### WORK TO COMPLETE
An exact copy of the data is needed, but without any of its images.

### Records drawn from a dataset
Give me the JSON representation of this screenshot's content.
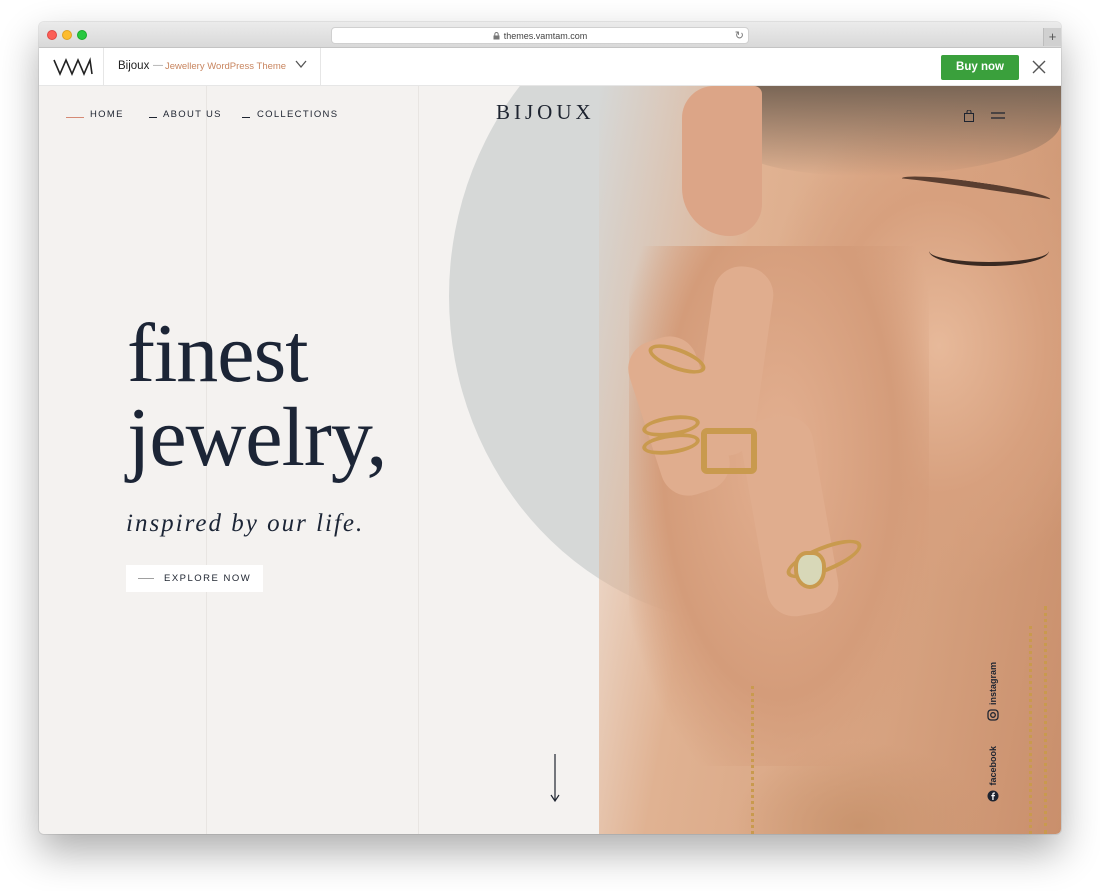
{
  "browser": {
    "url": "themes.vamtam.com",
    "new_tab_label": "+"
  },
  "themebar": {
    "logo": "VAM",
    "theme_name": "Bijoux",
    "dash": "—",
    "theme_subtitle": "Jewellery WordPress Theme",
    "buy_label": "Buy now",
    "buy_color": "#3aa03c"
  },
  "nav": {
    "items": [
      {
        "label": "HOME"
      },
      {
        "label": "ABOUT US"
      },
      {
        "label": "COLLECTIONS"
      }
    ],
    "brand": "BIJOUX"
  },
  "hero": {
    "line1": "finest",
    "line2": "jewelry,",
    "subtitle": "inspired by our life.",
    "cta_label": "EXPLORE NOW"
  },
  "social": {
    "instagram": "instagram",
    "facebook": "facebook"
  },
  "colors": {
    "text_dark": "#1c2536",
    "accent": "#c8855f",
    "background": "#f4f2f0"
  }
}
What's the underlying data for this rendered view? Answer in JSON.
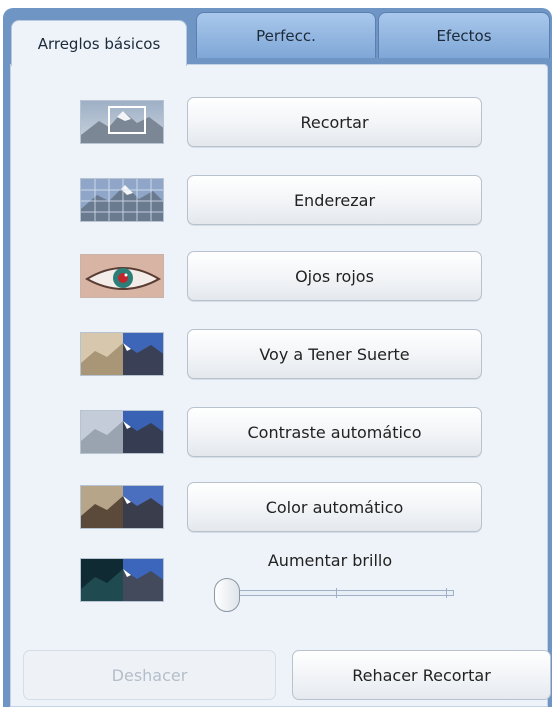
{
  "tabs": [
    {
      "label": "Arreglos básicos",
      "active": true
    },
    {
      "label": "Perfecc.",
      "active": false
    },
    {
      "label": "Efectos",
      "active": false
    }
  ],
  "actions": [
    {
      "label": "Recortar",
      "icon": "crop-thumbnail-icon"
    },
    {
      "label": "Enderezar",
      "icon": "straighten-thumbnail-icon"
    },
    {
      "label": "Ojos rojos",
      "icon": "red-eye-thumbnail-icon"
    },
    {
      "label": "Voy a Tener Suerte",
      "icon": "feeling-lucky-thumbnail-icon"
    },
    {
      "label": "Contraste automático",
      "icon": "auto-contrast-thumbnail-icon"
    },
    {
      "label": "Color automático",
      "icon": "auto-color-thumbnail-icon"
    }
  ],
  "fill_light": {
    "label": "Aumentar brillo",
    "value": 0,
    "icon": "fill-light-thumbnail-icon"
  },
  "footer": {
    "undo_label": "Deshacer",
    "redo_label": "Rehacer Recortar"
  },
  "colors": {
    "panel_blue": "#6f95c4",
    "content_bg": "#eef3f9",
    "red_eye": "#c0262c"
  }
}
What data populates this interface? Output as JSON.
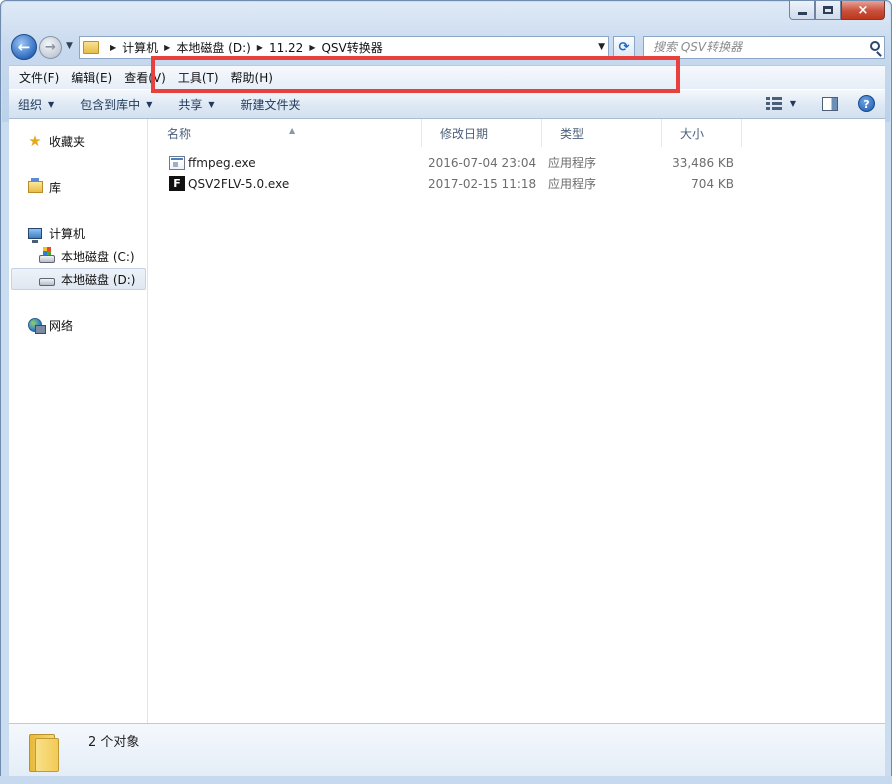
{
  "window": {
    "caption_close": "×"
  },
  "nav": {
    "back_glyph": "←",
    "forward_glyph": "→",
    "breadcrumb": [
      "计算机",
      "本地磁盘 (D:)",
      "11.22",
      "QSV转换器"
    ],
    "search_placeholder": "搜索 QSV转换器",
    "refresh_glyph": "⟳"
  },
  "menu": [
    "文件(F)",
    "编辑(E)",
    "查看(V)",
    "工具(T)",
    "帮助(H)"
  ],
  "toolbar": {
    "organize": "组织",
    "include_in_library": "包含到库中",
    "share": "共享",
    "new_folder": "新建文件夹",
    "help_glyph": "?"
  },
  "sidebar": {
    "favorites": "收藏夹",
    "libraries": "库",
    "computer": "计算机",
    "drive_c": "本地磁盘 (C:)",
    "drive_d": "本地磁盘 (D:)",
    "network": "网络"
  },
  "columns": {
    "name": "名称",
    "modified": "修改日期",
    "type": "类型",
    "size": "大小"
  },
  "files": [
    {
      "name": "ffmpeg.exe",
      "modified": "2016-07-04 23:04",
      "type": "应用程序",
      "size": "33,486 KB",
      "icon": "exe-icon"
    },
    {
      "name": "QSV2FLV-5.0.exe",
      "modified": "2017-02-15 11:18",
      "type": "应用程序",
      "size": "704 KB",
      "icon": "app-f-icon",
      "icon_letter": "F",
      "highlighted": true
    }
  ],
  "details": {
    "item_count": "2 个对象"
  },
  "colors": {
    "highlight_border": "#e8413d",
    "frame": "#c9dcf0",
    "toolbar_text": "#1e395b"
  }
}
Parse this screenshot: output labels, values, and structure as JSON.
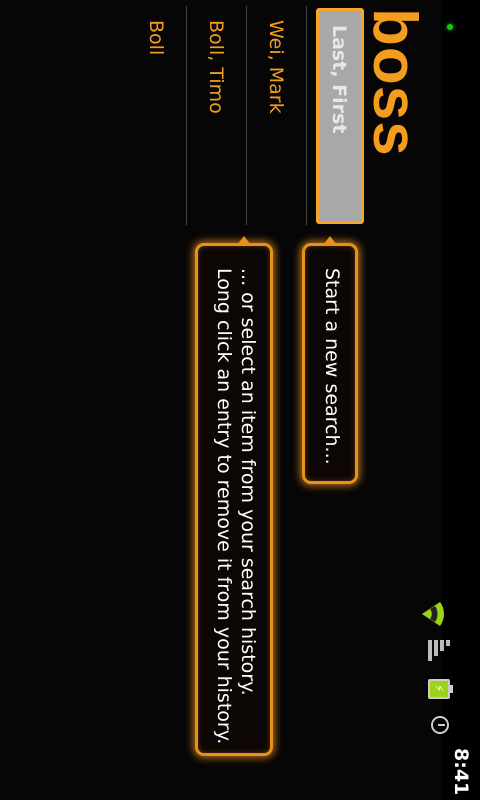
{
  "status_bar": {
    "time": "8:41",
    "icons": [
      "notification-led-icon",
      "wifi-icon",
      "signal-icon",
      "battery-charging-icon",
      "alarm-icon"
    ]
  },
  "app": {
    "logo": "boss",
    "search": {
      "placeholder": "Last, First"
    },
    "history": [
      "Wei, Mark",
      "Boll, Timo",
      "Boll"
    ],
    "hints": {
      "new_search": "Start a new search...",
      "history_line1": "... or select an item from your search history.",
      "history_line2": "Long click an entry to remove it from your history."
    }
  },
  "colors": {
    "accent": "#f39c1e",
    "background": "#060606",
    "search_fill": "#a8a8a8"
  }
}
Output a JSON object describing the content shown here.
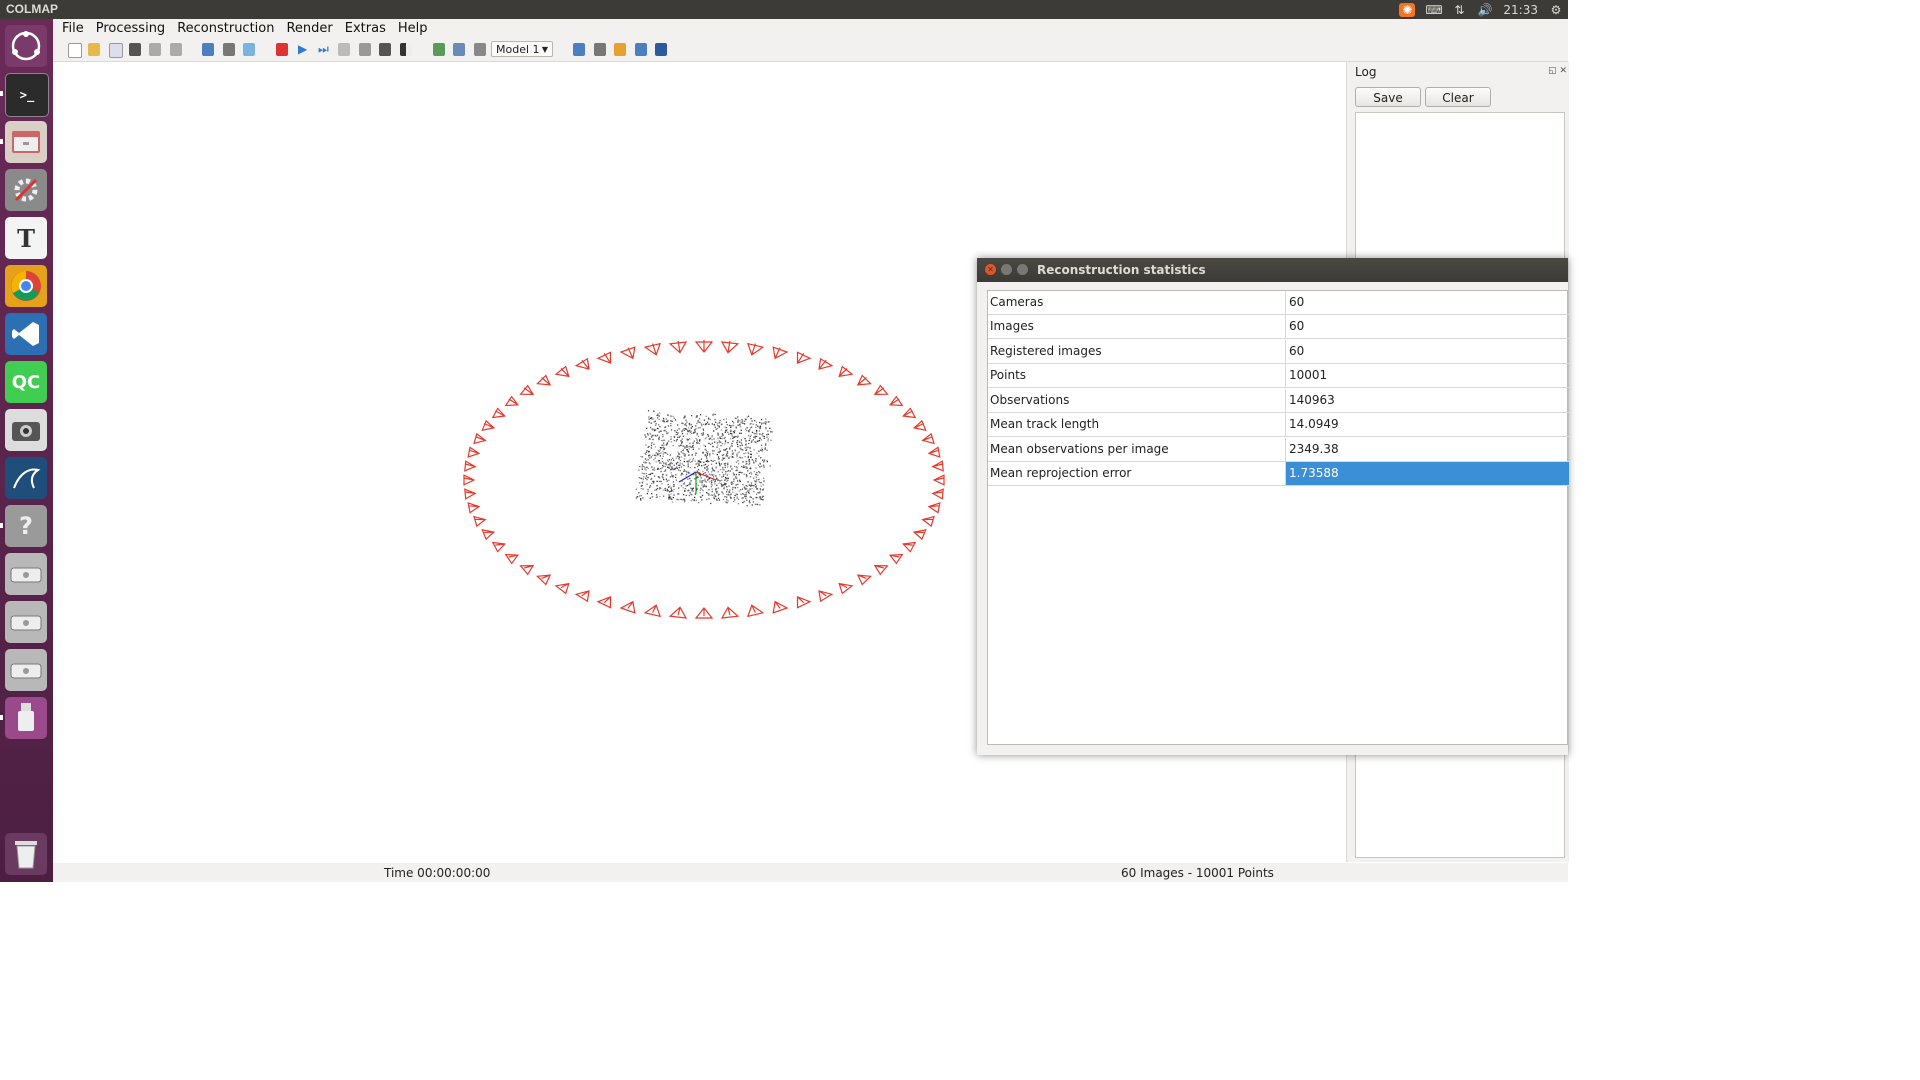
{
  "topbar": {
    "app_title": "COLMAP",
    "clock": "21:33"
  },
  "menu": [
    "File",
    "Processing",
    "Reconstruction",
    "Render",
    "Extras",
    "Help"
  ],
  "toolbar": {
    "model_select": "Model 1"
  },
  "log": {
    "title": "Log",
    "save_label": "Save",
    "clear_label": "Clear"
  },
  "stats": {
    "title": "Reconstruction statistics",
    "rows": [
      {
        "label": "Cameras",
        "value": "60"
      },
      {
        "label": "Images",
        "value": "60"
      },
      {
        "label": "Registered images",
        "value": "60"
      },
      {
        "label": "Points",
        "value": "10001"
      },
      {
        "label": "Observations",
        "value": "140963"
      },
      {
        "label": "Mean track length",
        "value": "14.0949"
      },
      {
        "label": "Mean observations per image",
        "value": "2349.38"
      },
      {
        "label": "Mean reprojection error",
        "value": "1.73588"
      }
    ]
  },
  "status": {
    "time": "Time 00:00:00:00",
    "counts": "60 Images - 10001 Points"
  },
  "colors": {
    "camera": "#e8382c",
    "selection": "#3a8fd6",
    "launcher": "#5e2750"
  },
  "launcher_icons": [
    "ubuntu-dash-icon",
    "terminal-icon",
    "file-manager-icon",
    "system-settings-icon",
    "text-editor-icon",
    "chrome-icon",
    "vscode-icon",
    "qtcreator-icon",
    "screenshot-icon",
    "mysql-workbench-icon",
    "help-icon",
    "drive-icon",
    "drive-icon",
    "drive-icon",
    "usb-icon",
    "trash-icon"
  ]
}
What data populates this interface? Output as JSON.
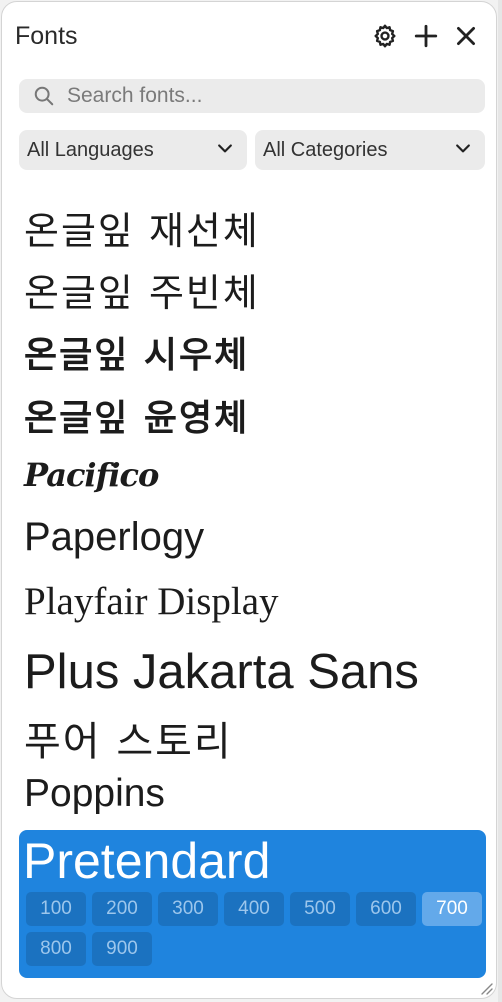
{
  "panel": {
    "title": "Fonts",
    "icons": {
      "settings": "gear-icon",
      "add": "plus-icon",
      "close": "close-icon"
    }
  },
  "search": {
    "placeholder": "Search fonts...",
    "value": ""
  },
  "filters": {
    "language": "All Languages",
    "category": "All Categories"
  },
  "fonts": [
    "온글잎 재선체",
    "온글잎 주빈체",
    "온글잎 시우체",
    "온글잎 윤영체",
    "Pacifico",
    "Paperlogy",
    "Playfair Display",
    "Plus Jakarta Sans",
    "푸어 스토리",
    "Poppins"
  ],
  "selected_font": {
    "name": "Pretendard",
    "weights": [
      "100",
      "200",
      "300",
      "400",
      "500",
      "600",
      "700",
      "800",
      "900"
    ],
    "active_weight": "700"
  },
  "colors": {
    "selected_bg": "#1f84de",
    "weight_bg": "#1b72c0",
    "weight_active_bg": "#63a9ea"
  }
}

### EXERCISE ANSWER
Give me the JSON representation of this screenshot's content.
{
  "browser": {
    "url": "themes.vamtam.com",
    "new_tab_label": "+"
  },
  "themebar": {
    "logo": "VAM",
    "theme_name": "Bijoux",
    "dash": "—",
    "theme_subtitle": "Jewellery WordPress Theme",
    "buy_label": "Buy now",
    "buy_color": "#3aa03c"
  },
  "nav": {
    "items": [
      {
        "label": "HOME"
      },
      {
        "label": "ABOUT US"
      },
      {
        "label": "COLLECTIONS"
      }
    ],
    "brand": "BIJOUX"
  },
  "hero": {
    "line1": "finest",
    "line2": "jewelry,",
    "subtitle": "inspired by our life.",
    "cta_label": "EXPLORE NOW"
  },
  "social": {
    "instagram": "instagram",
    "facebook": "facebook"
  },
  "colors": {
    "text_dark": "#1c2536",
    "accent": "#c8855f",
    "background": "#f4f2f0"
  }
}
What's the underlying data for this rendered view? Answer in JSON.
{
  "tabs": [
    {
      "label": "Arreglos básicos",
      "active": true
    },
    {
      "label": "Perfecc.",
      "active": false
    },
    {
      "label": "Efectos",
      "active": false
    }
  ],
  "actions": [
    {
      "label": "Recortar",
      "icon": "crop-thumbnail-icon"
    },
    {
      "label": "Enderezar",
      "icon": "straighten-thumbnail-icon"
    },
    {
      "label": "Ojos rojos",
      "icon": "red-eye-thumbnail-icon"
    },
    {
      "label": "Voy a Tener Suerte",
      "icon": "feeling-lucky-thumbnail-icon"
    },
    {
      "label": "Contraste automático",
      "icon": "auto-contrast-thumbnail-icon"
    },
    {
      "label": "Color automático",
      "icon": "auto-color-thumbnail-icon"
    }
  ],
  "fill_light": {
    "label": "Aumentar brillo",
    "value": 0,
    "icon": "fill-light-thumbnail-icon"
  },
  "footer": {
    "undo_label": "Deshacer",
    "redo_label": "Rehacer Recortar"
  },
  "colors": {
    "panel_blue": "#6f95c4",
    "content_bg": "#eef3f9",
    "red_eye": "#c0262c"
  }
}
What data populates this interface? Output as JSON.
{
  "window": {
    "caption_close": "×"
  },
  "nav": {
    "back_glyph": "←",
    "forward_glyph": "→",
    "breadcrumb": [
      "计算机",
      "本地磁盘 (D:)",
      "11.22",
      "QSV转换器"
    ],
    "search_placeholder": "搜索 QSV转换器",
    "refresh_glyph": "⟳"
  },
  "menu": [
    "文件(F)",
    "编辑(E)",
    "查看(V)",
    "工具(T)",
    "帮助(H)"
  ],
  "toolbar": {
    "organize": "组织",
    "include_in_library": "包含到库中",
    "share": "共享",
    "new_folder": "新建文件夹",
    "help_glyph": "?"
  },
  "sidebar": {
    "favorites": "收藏夹",
    "libraries": "库",
    "computer": "计算机",
    "drive_c": "本地磁盘 (C:)",
    "drive_d": "本地磁盘 (D:)",
    "network": "网络"
  },
  "columns": {
    "name": "名称",
    "modified": "修改日期",
    "type": "类型",
    "size": "大小"
  },
  "files": [
    {
      "name": "ffmpeg.exe",
      "modified": "2016-07-04 23:04",
      "type": "应用程序",
      "size": "33,486 KB",
      "icon": "exe-icon"
    },
    {
      "name": "QSV2FLV-5.0.exe",
      "modified": "2017-02-15 11:18",
      "type": "应用程序",
      "size": "704 KB",
      "icon": "app-f-icon",
      "icon_letter": "F",
      "highlighted": true
    }
  ],
  "details": {
    "item_count": "2 个对象"
  },
  "colors": {
    "highlight_border": "#e8413d",
    "frame": "#c9dcf0",
    "toolbar_text": "#1e395b"
  }
}
Parse this screenshot: output labels, values, and structure as JSON.
{
  "status_bar": {
    "time": "8:41",
    "icons": [
      "notification-led-icon",
      "wifi-icon",
      "signal-icon",
      "battery-charging-icon",
      "alarm-icon"
    ]
  },
  "app": {
    "logo": "boss",
    "search": {
      "placeholder": "Last, First"
    },
    "history": [
      "Wei, Mark",
      "Boll, Timo",
      "Boll"
    ],
    "hints": {
      "new_search": "Start a new search...",
      "history_line1": "... or select an item from your search history.",
      "history_line2": "Long click an entry to remove it from your history."
    }
  },
  "colors": {
    "accent": "#f39c1e",
    "background": "#060606",
    "search_fill": "#a8a8a8"
  }
}
Output a JSON object describing the content shown here.
{
  "topbar": {
    "app_title": "COLMAP",
    "clock": "21:33"
  },
  "menu": [
    "File",
    "Processing",
    "Reconstruction",
    "Render",
    "Extras",
    "Help"
  ],
  "toolbar": {
    "model_select": "Model 1"
  },
  "log": {
    "title": "Log",
    "save_label": "Save",
    "clear_label": "Clear"
  },
  "stats": {
    "title": "Reconstruction statistics",
    "rows": [
      {
        "label": "Cameras",
        "value": "60"
      },
      {
        "label": "Images",
        "value": "60"
      },
      {
        "label": "Registered images",
        "value": "60"
      },
      {
        "label": "Points",
        "value": "10001"
      },
      {
        "label": "Observations",
        "value": "140963"
      },
      {
        "label": "Mean track length",
        "value": "14.0949"
      },
      {
        "label": "Mean observations per image",
        "value": "2349.38"
      },
      {
        "label": "Mean reprojection error",
        "value": "1.73588"
      }
    ]
  },
  "status": {
    "time": "Time 00:00:00:00",
    "counts": "60 Images - 10001 Points"
  },
  "colors": {
    "camera": "#e8382c",
    "selection": "#3a8fd6",
    "launcher": "#5e2750"
  },
  "launcher_icons": [
    "ubuntu-dash-icon",
    "terminal-icon",
    "file-manager-icon",
    "system-settings-icon",
    "text-editor-icon",
    "chrome-icon",
    "vscode-icon",
    "qtcreator-icon",
    "screenshot-icon",
    "mysql-workbench-icon",
    "help-icon",
    "drive-icon",
    "drive-icon",
    "drive-icon",
    "usb-icon",
    "trash-icon"
  ]
}
What data populates this interface? Output as JSON.
{
  "panel": {
    "title": "Fonts",
    "icons": {
      "settings": "gear-icon",
      "add": "plus-icon",
      "close": "close-icon"
    }
  },
  "search": {
    "placeholder": "Search fonts...",
    "value": ""
  },
  "filters": {
    "language": "All Languages",
    "category": "All Categories"
  },
  "fonts": [
    "온글잎 재선체",
    "온글잎 주빈체",
    "온글잎 시우체",
    "온글잎 윤영체",
    "Pacifico",
    "Paperlogy",
    "Playfair Display",
    "Plus Jakarta Sans",
    "푸어 스토리",
    "Poppins"
  ],
  "selected_font": {
    "name": "Pretendard",
    "weights": [
      "100",
      "200",
      "300",
      "400",
      "500",
      "600",
      "700",
      "800",
      "900"
    ],
    "active_weight": "700"
  },
  "colors": {
    "selected_bg": "#1f84de",
    "weight_bg": "#1b72c0",
    "weight_active_bg": "#63a9ea"
  }
}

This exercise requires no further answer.